But there’s another component to this, too. It’s a little more esoteric.
When I encounter the product of people’s skill and vision—real skill and genuine vision—I will often feel a sense of wonderment.
In 2002, I went to the Museum of Modern Art to see the Gerhard Richter retrospective. My mind was on fire in the midst of those paintings. I went back three times. One night two years ago, Nelly and I sat watching Andrei Tarkovsky’s Solaris, clutching each other in awe at what we were seeing. When I read Denis Johnson’s Angels or Fiskadoro, or Cormac McCarthy’s Blood Meridian, or hear Miles Davis’ trumpet on A Tribute to Jack Johnson, I feel the same thing.
Would it be too weird to say that something of all that comes through when I read The French Laundry Cookbook or Paul Bocuse’s French Cooking, or Le Guide Culinaire?
Whatever you do that’s an extension of yourself, whatever springs from your mind and hand, aspires—or should aspire—to that state. There’s not that much of a dichotomy in my head between writing and cooking. Or I should say, not much difference in the approach. You want a word to function perfectly, to unleash every connotation and nuance it has, and resonate alongside the words on either side. Is it that different from what you want an ingredient to do?
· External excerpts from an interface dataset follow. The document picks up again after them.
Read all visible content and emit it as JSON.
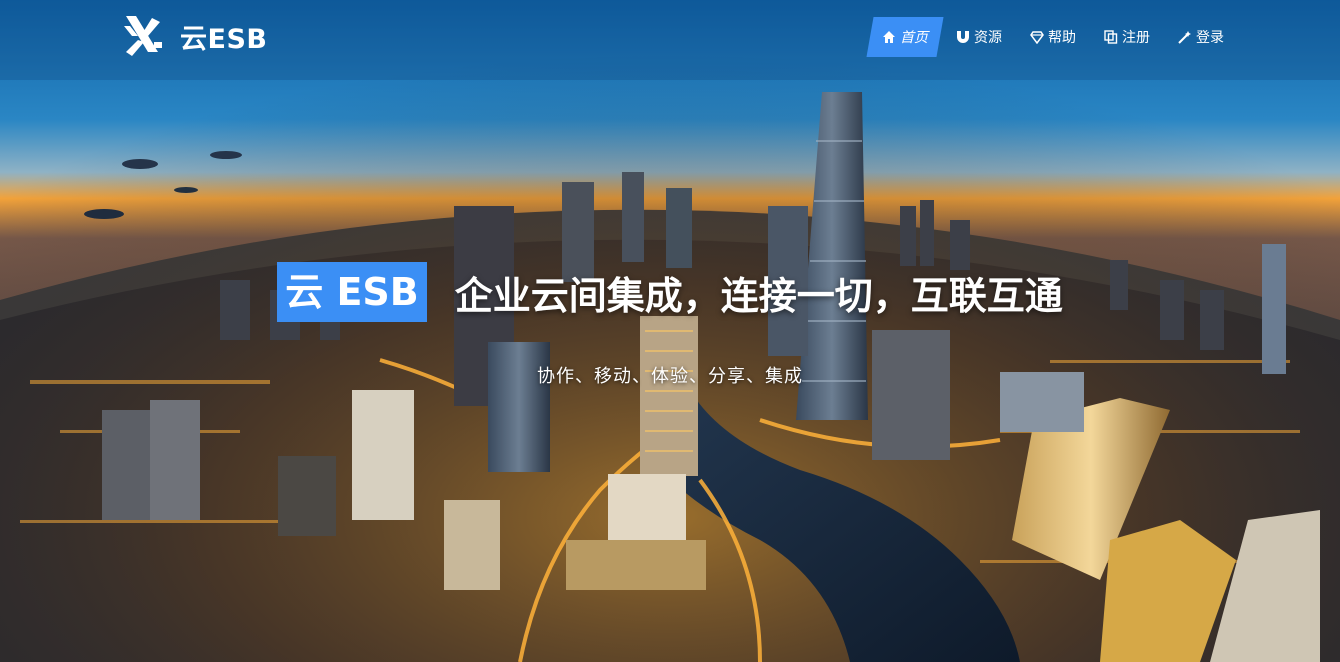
{
  "brand": {
    "name": "云ESB",
    "logo_icon": "esb-cross-icon"
  },
  "nav": {
    "items": [
      {
        "label": "首页",
        "icon": "home-icon",
        "active": true
      },
      {
        "label": "资源",
        "icon": "magnet-icon",
        "active": false
      },
      {
        "label": "帮助",
        "icon": "diamond-icon",
        "active": false
      },
      {
        "label": "注册",
        "icon": "copy-icon",
        "active": false
      },
      {
        "label": "登录",
        "icon": "magic-wand-icon",
        "active": false
      }
    ]
  },
  "hero": {
    "badge": "云 ESB",
    "headline": "企业云间集成，连接一切，互联互通",
    "subline": "协作、移动、体验、分享、集成"
  },
  "colors": {
    "accent": "#3b8ff5",
    "text": "#ffffff"
  }
}
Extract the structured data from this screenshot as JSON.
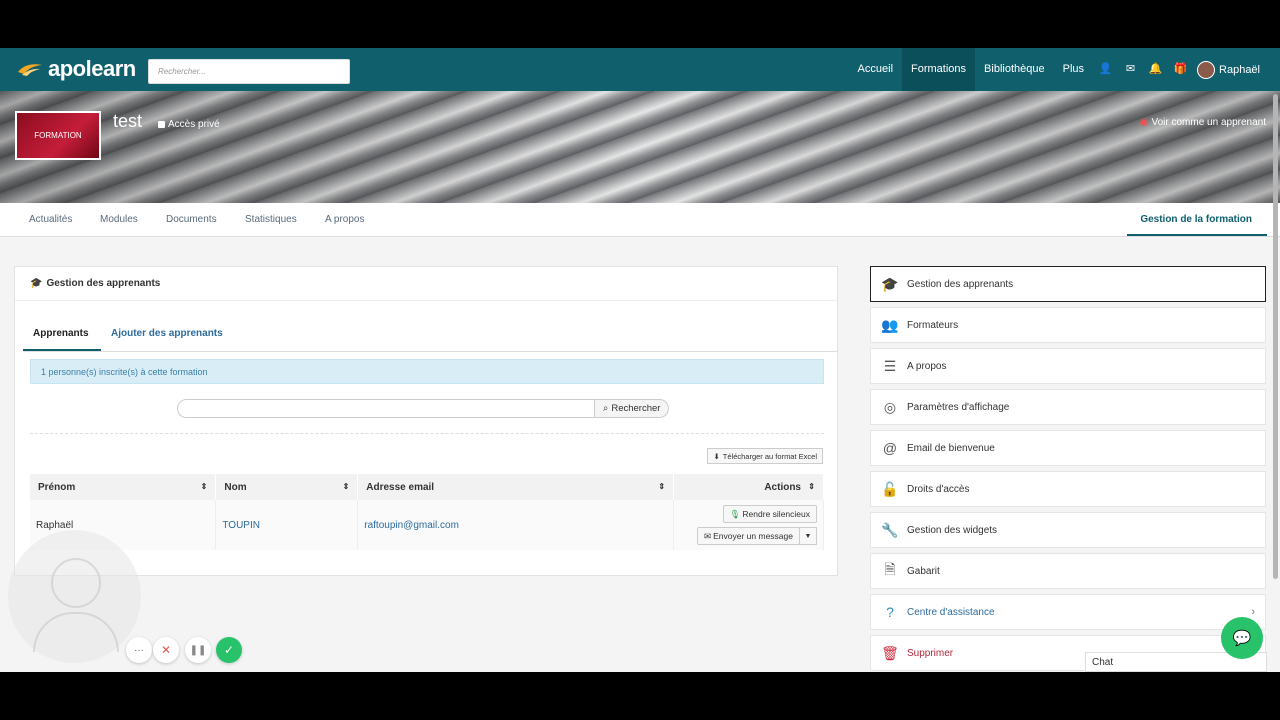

And in both cases, when you see someone with the skill to do it, to make a sentence unleash itself, or a dish unleash itself—it can bring that wonderment right out.
Skill is what I’m bent on.
When the weather turned last fall, my good friend from school came over and we were cooking. We’d gone to the Kingston Farmer’s Market and bought venison, butternut squash, pears, anything that looked good. We’d done our prep work and were outside on my porch, sipping scotch. We were talking about our externships, a long spell working for minimum wage in a restaurant, which every student has to do in the middle of the curriculum, and where we wanted to go.
“Why don’t you try for a magazine test kitchen or something,” he asked. “Wouldn’t that make the most sense?”
“What does that mean?” I said, sensing what might be coming and getting slightly riled.
“Well, you’re a writer, so aren’t you just going to write when you’re out of school? You don’t need the same chops that you would in a restaurant.”
“You’re really missing something here,” I said.
“What? I’m just saying that it’s less important.”
“No, it’s not.” I drank the rest of the scotch. I was kind of peeved. “I am a writer and I’ll always write, the same way I’ll always cook. Who knows—maybe I won’t own a restaurant. I might not end up being Ferran Adria. But that’s not the point. I am going to cook for people. I haven’t figured out the fine print, but that isn’t the point, either. If I never cook for another person in my life, I’m still completely fucking determined to be as good as anyone else—as good as you, as good as whoever. I refuse to fail. And this isn’t a goal-oriented thing. It has nothing to do with—“ I was waving my hands—“ ‘I need this and this to achieve this.’ It would be a pretty strange way to spend my time if that’s all it was. There are easier places to be.”
“I came because I couldn’t stand not knowing anymore. And I refuse to not know, and I refuse to not be good.”
“Okay. I figured. I was just checking.”